From Wikipedia, the free encyclopedia
Jump to: navigation, search
Posterior sacrococcygeal ligament
Gray320.png
Articulations of pelvis. Posterior view. (Superficial posterior sacrococcygeal ligament labeled at bottom left.)
Details
Latin Ligamentum sacrococcygeum posterius, ligamentum sacrococcygeum dorsale
From Sacrum
To Coccyx
Identifiers
Gray's p.309
TA A03.2.08.002
A03.2.08.003
Anatomical terminology

The posterior sacrococcygeal ligament or dorsal sacrococcygeal ligament[1] is a ligament which stretches from the sacrum to the coccyx and thus dorsally across the sacrococcygeal symphysis shared by these two bones.
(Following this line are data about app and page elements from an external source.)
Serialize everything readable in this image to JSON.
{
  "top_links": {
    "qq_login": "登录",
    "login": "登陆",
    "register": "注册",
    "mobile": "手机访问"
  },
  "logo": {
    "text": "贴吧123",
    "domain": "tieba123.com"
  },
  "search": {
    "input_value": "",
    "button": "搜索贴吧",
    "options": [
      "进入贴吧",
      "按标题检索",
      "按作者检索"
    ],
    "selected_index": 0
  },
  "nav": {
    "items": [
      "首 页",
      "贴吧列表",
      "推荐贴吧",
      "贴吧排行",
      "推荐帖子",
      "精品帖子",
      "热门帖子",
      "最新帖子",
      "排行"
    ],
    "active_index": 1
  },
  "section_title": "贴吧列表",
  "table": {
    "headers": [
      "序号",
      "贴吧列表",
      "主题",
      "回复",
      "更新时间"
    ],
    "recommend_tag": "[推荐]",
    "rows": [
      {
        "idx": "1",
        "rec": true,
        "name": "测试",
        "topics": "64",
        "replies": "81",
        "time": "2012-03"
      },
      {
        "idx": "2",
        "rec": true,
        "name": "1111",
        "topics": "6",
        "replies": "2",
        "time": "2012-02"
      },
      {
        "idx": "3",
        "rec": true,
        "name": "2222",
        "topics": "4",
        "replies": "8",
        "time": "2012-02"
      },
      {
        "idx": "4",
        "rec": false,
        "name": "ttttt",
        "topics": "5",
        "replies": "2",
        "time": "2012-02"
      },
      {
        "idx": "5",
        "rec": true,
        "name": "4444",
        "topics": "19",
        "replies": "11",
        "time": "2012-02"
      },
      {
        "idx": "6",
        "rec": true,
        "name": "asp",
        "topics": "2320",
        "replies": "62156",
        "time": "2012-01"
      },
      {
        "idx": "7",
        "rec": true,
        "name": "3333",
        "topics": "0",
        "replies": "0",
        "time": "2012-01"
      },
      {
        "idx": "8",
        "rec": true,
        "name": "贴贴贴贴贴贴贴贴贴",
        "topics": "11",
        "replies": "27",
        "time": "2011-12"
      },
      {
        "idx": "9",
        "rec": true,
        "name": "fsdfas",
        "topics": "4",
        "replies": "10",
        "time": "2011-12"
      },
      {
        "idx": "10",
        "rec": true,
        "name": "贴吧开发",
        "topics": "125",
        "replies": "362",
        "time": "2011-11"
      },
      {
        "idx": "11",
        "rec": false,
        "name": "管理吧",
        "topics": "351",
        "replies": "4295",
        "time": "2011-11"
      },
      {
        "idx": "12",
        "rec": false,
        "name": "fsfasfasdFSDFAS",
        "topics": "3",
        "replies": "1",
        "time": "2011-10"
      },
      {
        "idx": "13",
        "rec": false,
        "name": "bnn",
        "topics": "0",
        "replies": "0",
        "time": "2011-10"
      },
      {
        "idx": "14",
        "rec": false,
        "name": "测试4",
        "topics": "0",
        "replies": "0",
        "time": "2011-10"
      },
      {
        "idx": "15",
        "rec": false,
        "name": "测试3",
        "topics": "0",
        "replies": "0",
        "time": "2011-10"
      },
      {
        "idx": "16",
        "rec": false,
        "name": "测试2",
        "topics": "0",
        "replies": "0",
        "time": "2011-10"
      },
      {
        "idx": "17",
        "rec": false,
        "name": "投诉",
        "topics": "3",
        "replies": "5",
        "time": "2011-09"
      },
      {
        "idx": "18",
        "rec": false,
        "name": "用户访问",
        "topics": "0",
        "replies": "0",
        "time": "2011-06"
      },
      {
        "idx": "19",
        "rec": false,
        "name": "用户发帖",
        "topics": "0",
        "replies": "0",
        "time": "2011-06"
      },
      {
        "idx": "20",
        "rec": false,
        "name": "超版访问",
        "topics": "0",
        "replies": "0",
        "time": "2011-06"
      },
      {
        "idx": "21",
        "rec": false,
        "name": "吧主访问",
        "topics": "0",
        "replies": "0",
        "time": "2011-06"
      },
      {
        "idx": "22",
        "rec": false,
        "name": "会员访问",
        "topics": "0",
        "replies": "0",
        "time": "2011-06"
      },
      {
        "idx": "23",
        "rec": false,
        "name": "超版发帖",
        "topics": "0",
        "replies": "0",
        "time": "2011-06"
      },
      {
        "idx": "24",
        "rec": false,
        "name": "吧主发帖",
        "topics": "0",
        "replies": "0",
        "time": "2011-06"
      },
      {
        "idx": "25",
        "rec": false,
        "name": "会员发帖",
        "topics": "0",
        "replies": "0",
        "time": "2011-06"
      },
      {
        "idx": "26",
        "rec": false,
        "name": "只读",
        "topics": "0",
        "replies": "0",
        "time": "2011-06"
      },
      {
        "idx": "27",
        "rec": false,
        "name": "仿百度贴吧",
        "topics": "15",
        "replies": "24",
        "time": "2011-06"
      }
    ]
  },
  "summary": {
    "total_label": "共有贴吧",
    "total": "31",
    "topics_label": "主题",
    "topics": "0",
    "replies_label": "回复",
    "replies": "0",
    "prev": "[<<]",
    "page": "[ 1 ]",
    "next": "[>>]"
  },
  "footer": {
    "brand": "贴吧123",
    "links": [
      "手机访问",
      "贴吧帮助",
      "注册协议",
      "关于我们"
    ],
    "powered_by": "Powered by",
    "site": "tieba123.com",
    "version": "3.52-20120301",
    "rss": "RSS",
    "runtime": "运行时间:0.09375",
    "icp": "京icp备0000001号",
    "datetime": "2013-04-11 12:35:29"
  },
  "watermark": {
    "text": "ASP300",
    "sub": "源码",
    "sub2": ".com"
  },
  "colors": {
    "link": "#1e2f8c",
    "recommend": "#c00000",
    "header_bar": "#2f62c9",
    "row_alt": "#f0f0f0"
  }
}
This ligament is divisible in two parts: A short deep part which unites the two bones, and a larger superficial portion which completes the lower back part of the sacral canal. On either side, two lateral sacrococcygeal ligaments run between the transverse processes of the coccyx and the inferior lateral angle of the sacrum.[2]

It is in relation, behind, with the gluteus maximus.

Deep part[edit]

The deep dorsal sacrococcygeal ligament (ligamentum sacrococcygeum posterius profundum) is a continuation of the posterior longitudinal ligament.[1] A flat band arising inside the sacral canal, posteriorly at the orifice of the fifth sacral segment, it descends to the dorsal surface of the coccyx under its longer fellow described below.[3]

Superficial part[edit]

The superficial dorsal sacrococcygeal ligament (ligamentum sacrococcygeum posterius superficiale) originates on the free margin of the sacral hiatus to attach on the dorsal surface of the coccyx. It closes the posterior aspect of the most distal part of the sacral canal and corresponds to the ligamenta flava.[3]

See also[edit]

Notes[edit]

  1. ^ a b OMD: Definition
  2. ^ Sinnatamby (2006), p 336
  3. ^ a b Morris (2005), p 59

References[edit]

This article incorporates text in the public domain from the 20th edition of Gray's Anatomy (1918)